_TASK DIRECTIONS_:
If a line of the material contains "comment", copy it.
[[ DATA FOR THIS TASK, beginning ]]
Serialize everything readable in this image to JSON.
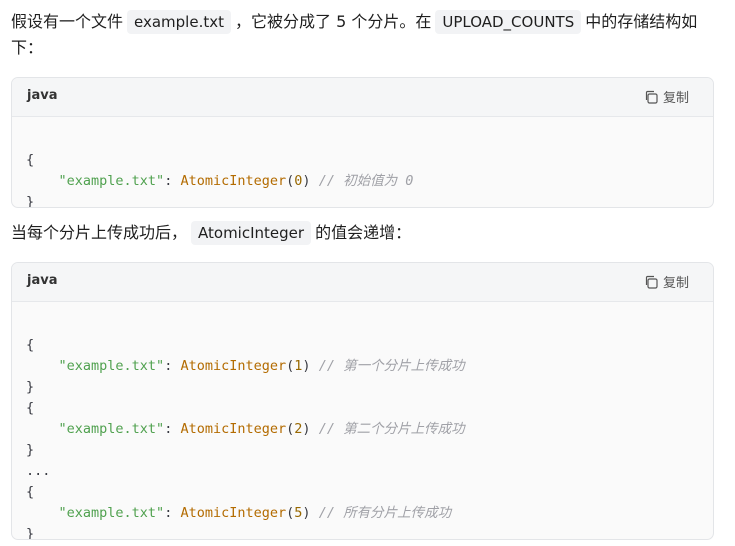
{
  "intro": {
    "text_1": "假设有一个文件",
    "code_1": "example.txt",
    "text_2": "，它被分成了 5 个分片。在",
    "code_2": "UPLOAD_COUNTS",
    "text_3": "中的存储结构如下："
  },
  "block_1": {
    "language": "java",
    "copy_label": "复制",
    "open_brace": "{",
    "close_brace": "}",
    "entry": {
      "key": "\"example.txt\"",
      "colon": ": ",
      "class_name": "AtomicInteger",
      "lparen": "(",
      "value": "0",
      "rparen": ")",
      "comment": "// 初始值为 0"
    }
  },
  "middle": {
    "text_1": "当每个分片上传成功后，",
    "code_1": "AtomicInteger",
    "text_2": "的值会递增："
  },
  "block_2": {
    "language": "java",
    "copy_label": "复制",
    "open_brace": "{",
    "close_brace": "}",
    "ellipsis": "...",
    "entries": [
      {
        "key": "\"example.txt\"",
        "colon": ": ",
        "class_name": "AtomicInteger",
        "lparen": "(",
        "value": "1",
        "rparen": ")",
        "comment": "// 第一个分片上传成功"
      },
      {
        "key": "\"example.txt\"",
        "colon": ": ",
        "class_name": "AtomicInteger",
        "lparen": "(",
        "value": "2",
        "rparen": ")",
        "comment": "// 第二个分片上传成功"
      },
      {
        "key": "\"example.txt\"",
        "colon": ": ",
        "class_name": "AtomicInteger",
        "lparen": "(",
        "value": "5",
        "rparen": ")",
        "comment": "// 所有分片上传成功"
      }
    ]
  },
  "icons": {
    "copy": "copy-icon"
  },
  "colors": {
    "string": "#50a14f",
    "class": "#b36b00",
    "comment": "#a0a1a7",
    "inline_code_bg": "#f2f3f5"
  }
}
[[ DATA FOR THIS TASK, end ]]
_ANSWER TO THE PROBLEM_:
      "comment": "// 初始值为 0"
        "comment": "// 第一个分片上传成功"
        "comment": "// 第二个分片上传成功"
        "comment": "// 所有分片上传成功"
    "comment": "#a0a1a7",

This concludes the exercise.